CEO of Science & Technology Australia (STA), Ms Kylie Walker, said two decades of declines in high school maths and science results and enrolments were a significant risk to Australia’s future capability and prosperity.
“Intermediate and advanced maths enrolments are most worrying, with declines from 54 per cent in 1992, to 36 per cent in 2012,” Ms Walker said.
“We already have skilled workforce deficits in some areas of technology, and we know the major growth in future jobs will be in science, technology, engineering and maths: we need to support teachers with the right skills to prepare our students for the jobs of tomorrow.
“We hope Minister Birmingham’s commitment to developing teacher skills extends to encouraging and incentivising universities to attract more students to undergraduate science and maths degrees.”
Minister for Education and Training, Senator Simon Birmingham, this morning said around 20% of STEM teachers are teaching outside of their area expertise, noting that the Government wanted to ensure that universities are training future secondary teachers in science and mathematics.
“Many of our member organisations have been calling for urgent action to address the decline for some time,” Ms Walker said.
“Unfortunately, though, current caps on funding for undergraduate degrees pose significant challenges to building a STEM-qualified education workforce.
“STEM degrees are important to securing Australia’s prosperity, and though they are costly to deliver, they will pay dividends,” she said.
“The solution is twofold: have skilled teachers inspire students to develop a passion for STEM from an early age, and invest in universities to attract these students to pursue a degree in STEM.”
Featured image above: Nat Chapman recently welcomed a year 10 STEM work experience student, Isabella, to gemaker
Think back to your formative years. Was there an experience that inspired you follow the career path you did? Or a person who made a difference in the choices you made?
If we truly want to attract the brightest minds to science and technology, STEM companies have a responsibility to inspire the next generation of innovators.
We have a responsibility to give opportunities to high school and university students in the form of STEM work experience and access to our staff.
And a responsibility to make those opportunities genuine, inspiring experiences – not just something to tick a box.
A week in the life of gemaker
When a work experience student came knocking on gemaker’s door, we had one warning for her – we don’t do boring.
Photocopying was off the cards.
Instead, she spent a busy week meeting researchers, assisting with events, attending client meetings and working on projects that gave her real insight into the world of research, commercialisation and start-up culture.
In a single week, gemaker’s work experience student:
attended the AGM of an ASX-listed mining company and spoke to shareholders and directors;
watched researchers training in how to pitch to industry;
toured a university robotics lab;
filmed scientists with a videographer;
visited a start-up technology company;
went to a business meeting with a potential client;
helped create an infographic explaining the commercialisation of research;
compiled survey data;
wrote an article on her experience for the gemaker website.

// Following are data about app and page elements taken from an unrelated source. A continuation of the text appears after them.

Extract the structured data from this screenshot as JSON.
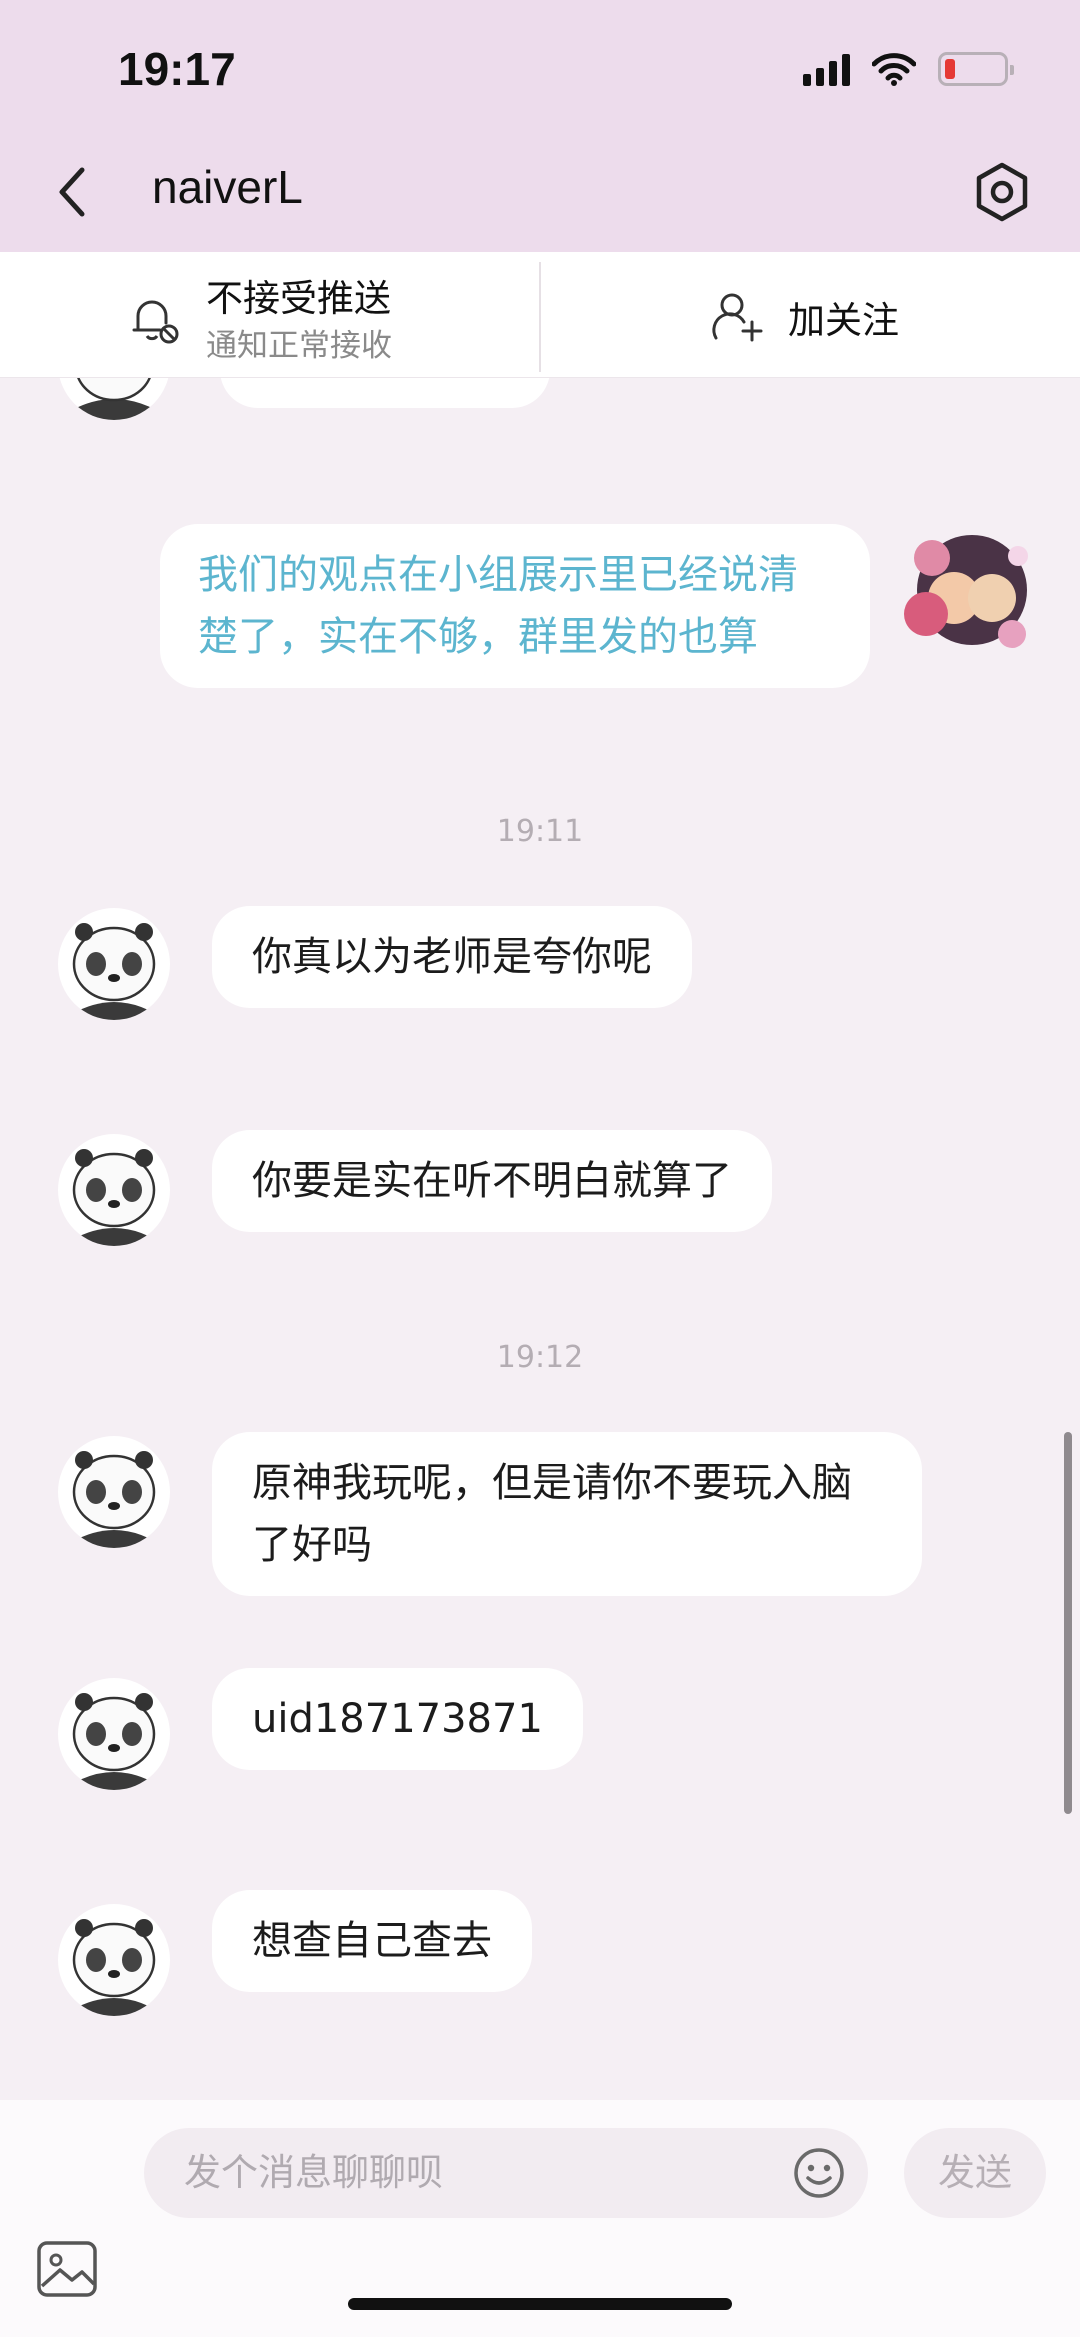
{
  "status_bar": {
    "time": "19:17"
  },
  "header": {
    "title": "naiverL"
  },
  "action_bar": {
    "push_title": "不接受推送",
    "push_subtitle": "通知正常接收",
    "follow_label": "加关注"
  },
  "messages": [
    {
      "sender": "self",
      "text": "我们的观点在小组展示里已经说清楚了，实在不够，群里发的也算"
    },
    {
      "type": "timestamp",
      "text": "19:11"
    },
    {
      "sender": "other",
      "text": "你真以为老师是夸你呢"
    },
    {
      "sender": "other",
      "text": "你要是实在听不明白就算了"
    },
    {
      "type": "timestamp",
      "text": "19:12"
    },
    {
      "sender": "other",
      "text": "原神我玩呢，但是请你不要玩入脑了好吗"
    },
    {
      "sender": "other",
      "text": "uid187173871"
    },
    {
      "sender": "other",
      "text": "想查自己查去"
    }
  ],
  "input": {
    "placeholder": "发个消息聊聊呗",
    "send_label": "发送"
  },
  "colors": {
    "header_bg": "#eddcec",
    "chat_bg": "#f5eff4",
    "self_text": "#5cb5cf"
  }
}
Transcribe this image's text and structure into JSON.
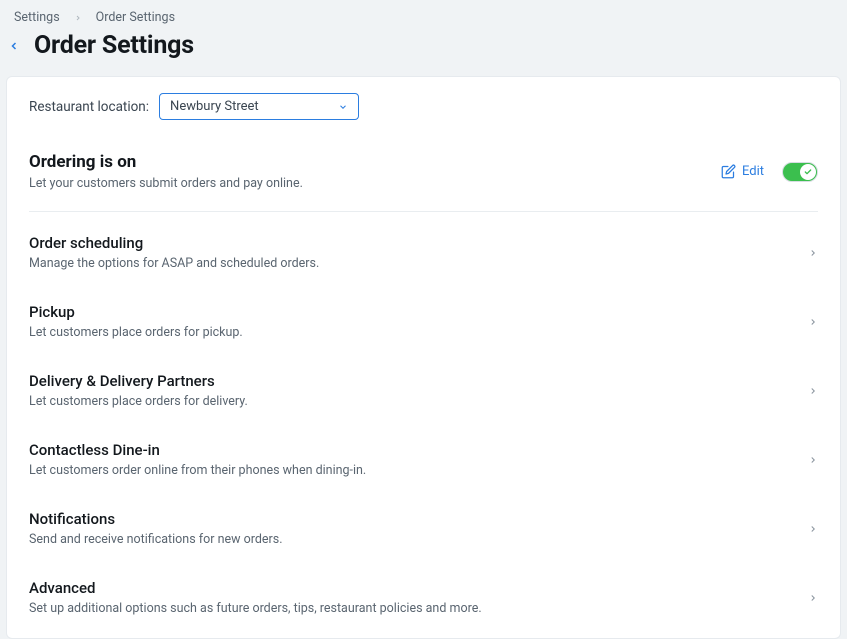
{
  "breadcrumbs": {
    "parent": "Settings",
    "current": "Order Settings"
  },
  "page_title": "Order Settings",
  "location": {
    "label": "Restaurant location:",
    "selected": "Newbury Street"
  },
  "ordering": {
    "title": "Ordering is on",
    "subtitle": "Let your customers submit orders and pay online.",
    "edit_label": "Edit",
    "toggle_on": true
  },
  "sections": [
    {
      "title": "Order scheduling",
      "subtitle": "Manage the options for ASAP and scheduled orders."
    },
    {
      "title": "Pickup",
      "subtitle": "Let customers place orders for pickup."
    },
    {
      "title": "Delivery & Delivery Partners",
      "subtitle": "Let customers place orders for delivery."
    },
    {
      "title": "Contactless Dine-in",
      "subtitle": "Let customers order online from their phones when dining-in."
    },
    {
      "title": "Notifications",
      "subtitle": "Send and receive notifications for new orders."
    },
    {
      "title": "Advanced",
      "subtitle": "Set up additional options such as future orders, tips, restaurant policies and more."
    }
  ]
}
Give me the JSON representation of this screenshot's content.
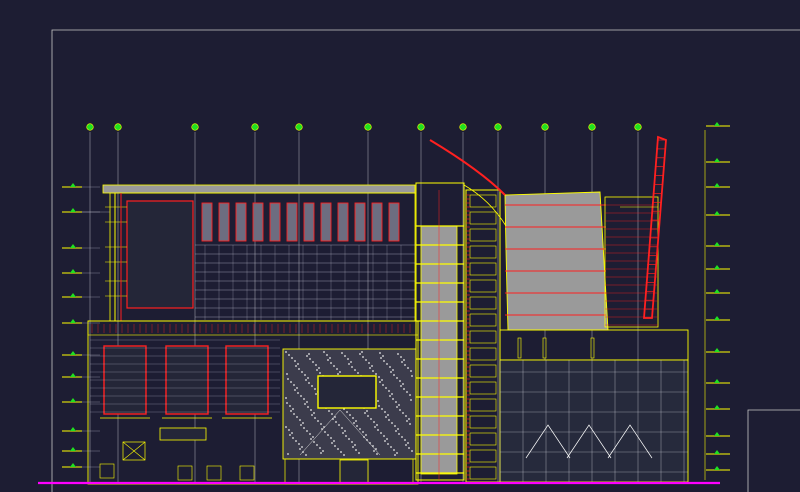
{
  "drawing": {
    "type": "architectural-elevation",
    "grid_bubble_count": 13,
    "level_marker_count_left": 12,
    "level_marker_count_right": 14,
    "colors": {
      "background": "#1d1d33",
      "frame": "#c8c8c8",
      "grid": "#ffffff",
      "primary": "#ffff00",
      "accent": "#ff2020",
      "ground": "#ff00ff",
      "panel_fill": "#9a9a9a",
      "dark_fill": "#242638",
      "green": "#20e020",
      "cyan": "#00e5ff"
    }
  }
}
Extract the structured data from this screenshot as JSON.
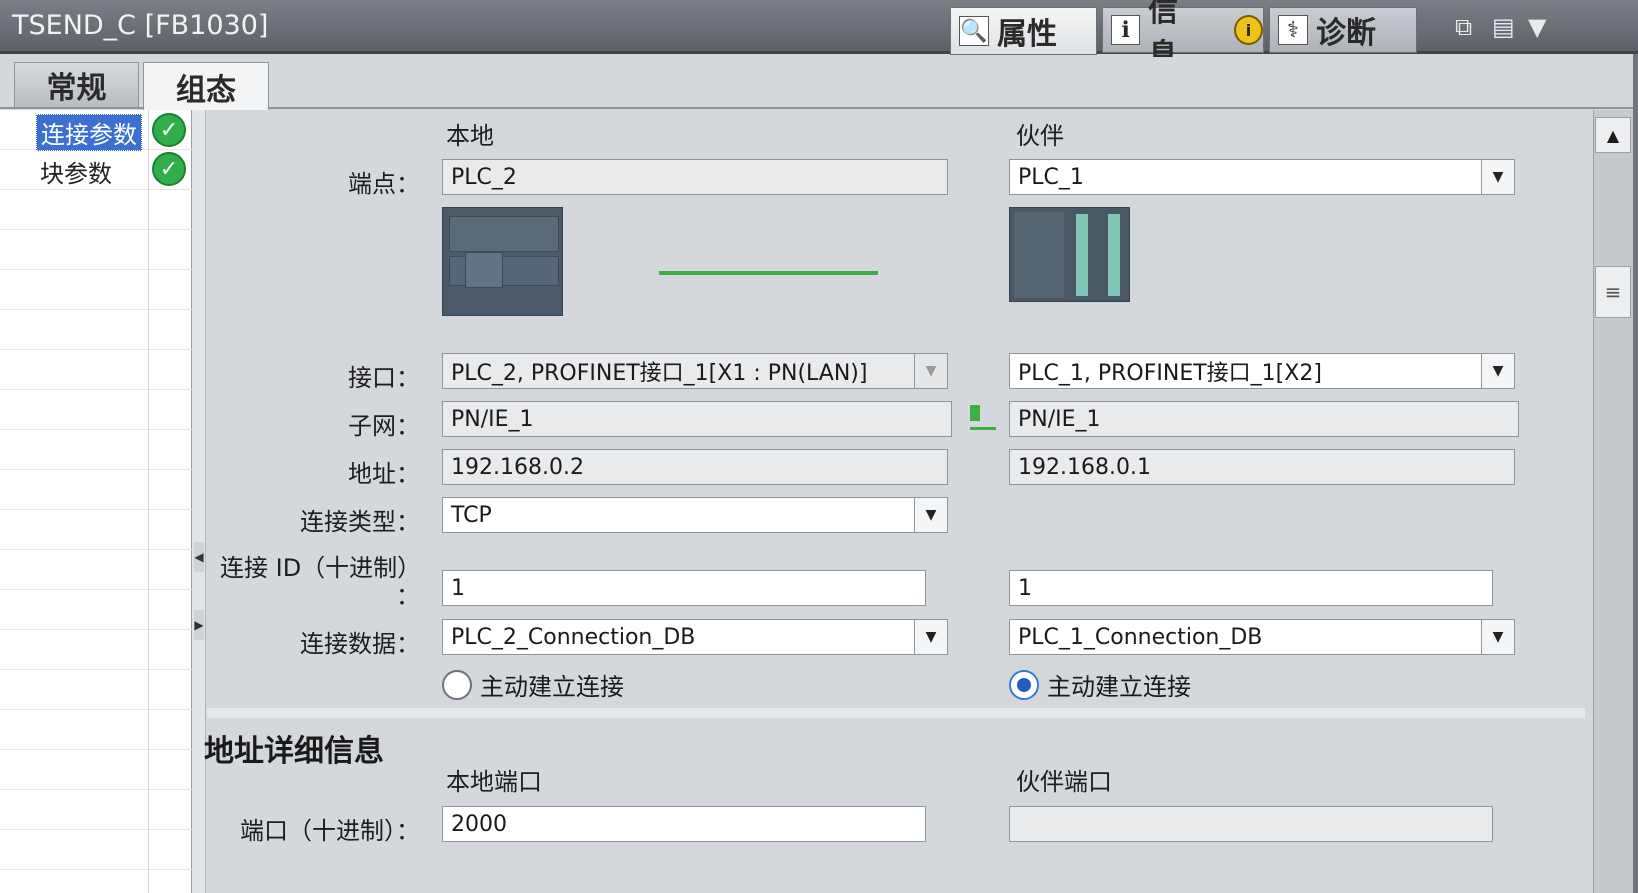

Through it all, the student was a delight to take out.
She asked interesting and intelligent questions, and the enthusiasm she showed reminded us why we got into this business in the first place.
Yes, it can be challenging to design a program for a STEM work experience student.
Yes, it might be easier to point them at the lunchroom and the photocopier.
But if a small business like gemaker can do it, imagine the opportunities large, established companies and research organisations might be able to offer.
With a STEM work experience student, you win too
Taking on a work experience student can be exciting and have huge personal rewards for you too. A student can help you revitalise, recharge and remember what you love about your profession. It is inspiring to watch them be inspired.
Students can offer a different viewpoint, new ideas and a two-way learning opportunity that might surprise you. Why not ask a student how they think you could improve your social media presence?
Work experience is pivotal to the choices kids make in upper high school and beyond.
If we want to see more students in STEM, and believe passionately in the value of science and innovation, we have a social responsibility as a STEM organisation to provide genuine opportunities for students.
If we don’t make time for the next generation, we’re losing a massive opportunity to show what researchers can do.
Where to start
If you’re not sure how to go about inviting students into your workplace, here are three steps you can take this week:
Tell staff that STEM work experience opportunities are available if they know students with a keen interest in science.
See what STEM work experience programs are running at your own child’s school, and if you can contribute.
Reach out to your local high school (start with the principal) to offer your services to the school.
You have the power within your hands to totally inspire a student or utterly turn them off.
At gemaker, we don’t have all the answers but we’re doing our bit.
And if each of us contributes, we can inspire the next generation and attract the brightest young minds to science and innovation.